Amy Koughan says that she was born to be a photographer, and that she spent most of her teenage years carrying around an expensive camera. She was constantly asking her friends to pose for photographs, and was a staff photographer on the school newspaper. She took the several photo classes that her school offered, but says that most of what she has learned about photography has come from getting out there on her own and taking pictures. Lots of pictures.
“When I first got serious about photography,” she says, “we were in a transition period. Digital photography was just coming into its own, but you could still find a lot of people still shooting film.” That has mostly changed now, and photographers who work with film are rare.

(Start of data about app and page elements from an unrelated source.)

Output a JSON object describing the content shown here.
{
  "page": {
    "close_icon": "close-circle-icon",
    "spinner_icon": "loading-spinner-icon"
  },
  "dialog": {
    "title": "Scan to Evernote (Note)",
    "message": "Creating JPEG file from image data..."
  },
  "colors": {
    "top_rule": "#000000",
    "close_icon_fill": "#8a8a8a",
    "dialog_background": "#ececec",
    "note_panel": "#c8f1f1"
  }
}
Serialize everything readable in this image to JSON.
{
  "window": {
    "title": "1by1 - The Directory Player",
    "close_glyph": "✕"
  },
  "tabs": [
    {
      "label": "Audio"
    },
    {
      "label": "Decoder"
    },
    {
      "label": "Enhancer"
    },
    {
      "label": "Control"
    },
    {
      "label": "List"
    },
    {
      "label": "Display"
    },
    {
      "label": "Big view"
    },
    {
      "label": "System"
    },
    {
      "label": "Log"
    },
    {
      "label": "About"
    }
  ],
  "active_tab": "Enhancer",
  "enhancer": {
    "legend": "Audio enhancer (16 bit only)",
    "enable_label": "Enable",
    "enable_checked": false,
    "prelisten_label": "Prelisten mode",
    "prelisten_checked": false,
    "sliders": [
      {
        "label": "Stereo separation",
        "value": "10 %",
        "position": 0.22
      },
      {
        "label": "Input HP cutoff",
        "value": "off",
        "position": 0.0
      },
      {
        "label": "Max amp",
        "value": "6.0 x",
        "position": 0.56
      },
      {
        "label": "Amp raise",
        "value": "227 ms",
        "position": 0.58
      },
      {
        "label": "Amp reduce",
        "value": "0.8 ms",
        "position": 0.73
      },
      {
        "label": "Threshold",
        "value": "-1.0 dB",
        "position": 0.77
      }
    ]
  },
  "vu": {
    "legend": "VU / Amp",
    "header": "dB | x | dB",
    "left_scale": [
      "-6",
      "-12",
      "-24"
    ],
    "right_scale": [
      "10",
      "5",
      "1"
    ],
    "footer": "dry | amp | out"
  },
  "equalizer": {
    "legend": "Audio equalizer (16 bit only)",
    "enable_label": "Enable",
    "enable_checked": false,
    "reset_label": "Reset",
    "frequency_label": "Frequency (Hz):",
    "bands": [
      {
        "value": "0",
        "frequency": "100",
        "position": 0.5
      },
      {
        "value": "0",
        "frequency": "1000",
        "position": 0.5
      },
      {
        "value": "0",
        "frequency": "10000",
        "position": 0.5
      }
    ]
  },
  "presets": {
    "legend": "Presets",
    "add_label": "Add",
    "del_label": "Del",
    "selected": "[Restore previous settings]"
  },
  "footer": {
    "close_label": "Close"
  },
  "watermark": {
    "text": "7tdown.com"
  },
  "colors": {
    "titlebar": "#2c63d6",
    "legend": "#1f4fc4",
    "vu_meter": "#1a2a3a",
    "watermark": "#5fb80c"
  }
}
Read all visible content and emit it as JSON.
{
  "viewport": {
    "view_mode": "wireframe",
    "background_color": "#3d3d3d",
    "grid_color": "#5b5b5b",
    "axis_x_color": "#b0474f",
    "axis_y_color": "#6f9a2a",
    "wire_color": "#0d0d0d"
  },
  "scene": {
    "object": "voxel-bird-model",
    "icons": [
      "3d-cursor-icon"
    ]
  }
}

They are still out there, though, and Amy Koughan, though she shoots primarily digital, says she counts herself among them. “There are those who will tell you that film is dead,” she says. “And sometimes, I have to admit that it’s almost true. It’s certainly on life support.” Part of the problem, she argues, is that digital photography appeals to those with a high need for instant gratification. And she admits that many of her clients expect a fast turnaround with the images they are paying for, because they know that high quality digital cameras exist, and so it is realistic to expect a fast turnaround.
“So if I don’t shoot digital,” says Amy Koughan, “I’ll get killed; I’ll start losing jobs.” So she shoots both. And at the end of the day, she says she must be a traditionalist, because she still loves film and it’s always her first choice.